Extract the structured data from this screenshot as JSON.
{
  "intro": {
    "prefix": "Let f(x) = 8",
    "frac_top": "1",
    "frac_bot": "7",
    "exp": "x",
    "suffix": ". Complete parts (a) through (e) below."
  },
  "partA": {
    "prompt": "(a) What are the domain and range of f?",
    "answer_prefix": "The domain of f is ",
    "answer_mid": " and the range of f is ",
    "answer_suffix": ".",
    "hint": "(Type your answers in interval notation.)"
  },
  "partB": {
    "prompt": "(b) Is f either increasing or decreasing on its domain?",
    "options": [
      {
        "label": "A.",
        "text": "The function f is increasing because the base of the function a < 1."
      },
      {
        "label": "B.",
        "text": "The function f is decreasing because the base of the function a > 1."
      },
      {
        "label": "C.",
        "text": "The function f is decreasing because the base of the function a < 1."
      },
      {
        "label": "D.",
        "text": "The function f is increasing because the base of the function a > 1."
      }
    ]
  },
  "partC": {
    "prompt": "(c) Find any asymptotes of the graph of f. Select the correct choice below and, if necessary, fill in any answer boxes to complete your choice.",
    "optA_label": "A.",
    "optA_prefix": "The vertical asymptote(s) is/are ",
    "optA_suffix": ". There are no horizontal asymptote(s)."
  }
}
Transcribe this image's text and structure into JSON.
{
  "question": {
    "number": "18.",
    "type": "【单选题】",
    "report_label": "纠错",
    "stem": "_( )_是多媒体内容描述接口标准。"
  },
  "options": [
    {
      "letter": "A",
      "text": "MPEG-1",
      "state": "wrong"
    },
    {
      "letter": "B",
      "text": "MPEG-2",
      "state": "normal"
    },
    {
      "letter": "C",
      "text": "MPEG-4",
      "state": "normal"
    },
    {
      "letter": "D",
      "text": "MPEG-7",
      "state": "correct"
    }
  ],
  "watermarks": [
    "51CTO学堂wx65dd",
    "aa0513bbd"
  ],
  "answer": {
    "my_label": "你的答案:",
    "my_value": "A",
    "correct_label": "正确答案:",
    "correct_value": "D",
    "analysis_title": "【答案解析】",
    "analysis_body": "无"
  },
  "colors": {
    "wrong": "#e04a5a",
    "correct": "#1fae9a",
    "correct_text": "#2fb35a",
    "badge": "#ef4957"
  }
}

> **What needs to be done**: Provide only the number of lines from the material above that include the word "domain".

> **Result for this exercise**: 3